▸ Problem
Your task is to copy the records that follow exactly, minus any images.

*** Opening Data to examine ***

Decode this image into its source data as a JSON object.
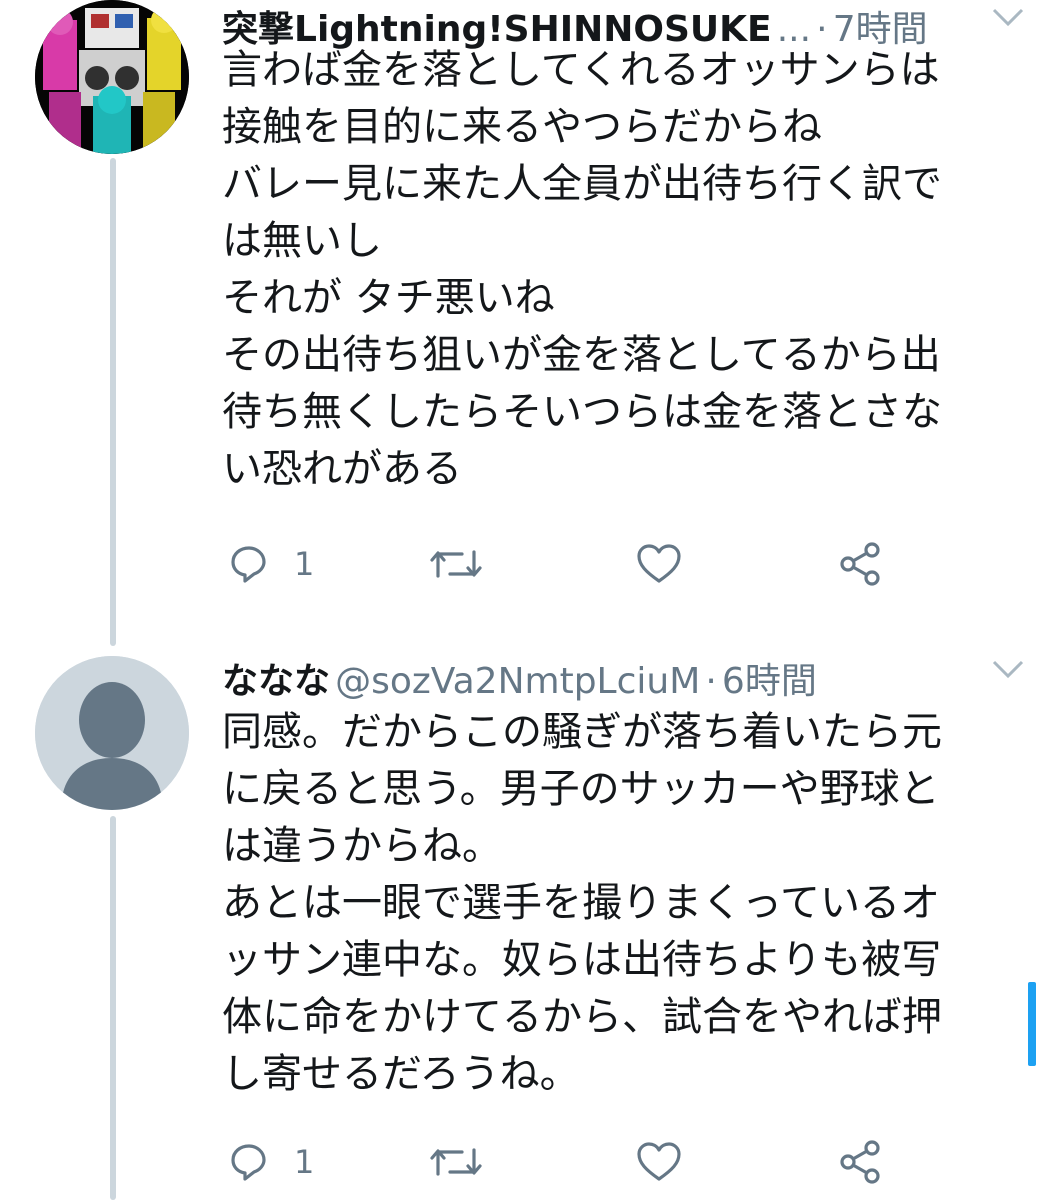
{
  "tweets": [
    {
      "name": "突撃Lightning!SHINNOSUKE",
      "handle_truncated": "...",
      "dot": "·",
      "time": "7時間",
      "text": "言わば金を落としてくれるオッサンらは\n接触を目的に来るやつらだからね\nバレー見に来た人全員が出待ち行く訳で\nは無いし\nそれが タチ悪いね\nその出待ち狙いが金を落としてるから出\n待ち無くしたらそいつらは金を落とさな\nい恐れがある",
      "reply_count": "1",
      "retweet_count": "",
      "like_count": "",
      "avatar": "sentai-hero-group"
    },
    {
      "name": "ななな",
      "handle": "@sozVa2NmtpLciuM",
      "dot": "·",
      "time": "6時間",
      "text": "同感。だからこの騒ぎが落ち着いたら元\nに戻ると思う。男子のサッカーや野球と\nは違うからね。\nあとは一眼で選手を撮りまくっているオ\nッサン連中な。奴らは出待ちよりも被写\n体に命をかけてるから、試合をやれば押\nし寄せるだろうね。",
      "reply_count": "1",
      "retweet_count": "",
      "like_count": "",
      "avatar": "default-user"
    }
  ],
  "icons": {
    "reply": "reply-icon",
    "retweet": "retweet-icon",
    "like": "heart-icon",
    "share": "share-icon",
    "menu": "chevron-down-icon"
  },
  "colors": {
    "text": "#14171a",
    "secondary": "#657786",
    "thread_line": "#ccd6dd",
    "scroll_indicator": "#1da1f2"
  }
}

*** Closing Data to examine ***

▸ Answer
Decode this image into its source data as a JSON object.
{
  "tweets": [
    {
      "name": "突撃Lightning!SHINNOSUKE",
      "handle_truncated": "...",
      "dot": "·",
      "time": "7時間",
      "text": "言わば金を落としてくれるオッサンらは\n接触を目的に来るやつらだからね\nバレー見に来た人全員が出待ち行く訳で\nは無いし\nそれが タチ悪いね\nその出待ち狙いが金を落としてるから出\n待ち無くしたらそいつらは金を落とさな\nい恐れがある",
      "reply_count": "1",
      "retweet_count": "",
      "like_count": "",
      "avatar": "sentai-hero-group"
    },
    {
      "name": "ななな",
      "handle": "@sozVa2NmtpLciuM",
      "dot": "·",
      "time": "6時間",
      "text": "同感。だからこの騒ぎが落ち着いたら元\nに戻ると思う。男子のサッカーや野球と\nは違うからね。\nあとは一眼で選手を撮りまくっているオ\nッサン連中な。奴らは出待ちよりも被写\n体に命をかけてるから、試合をやれば押\nし寄せるだろうね。",
      "reply_count": "1",
      "retweet_count": "",
      "like_count": "",
      "avatar": "default-user"
    }
  ],
  "icons": {
    "reply": "reply-icon",
    "retweet": "retweet-icon",
    "like": "heart-icon",
    "share": "share-icon",
    "menu": "chevron-down-icon"
  },
  "colors": {
    "text": "#14171a",
    "secondary": "#657786",
    "thread_line": "#ccd6dd",
    "scroll_indicator": "#1da1f2"
  }
}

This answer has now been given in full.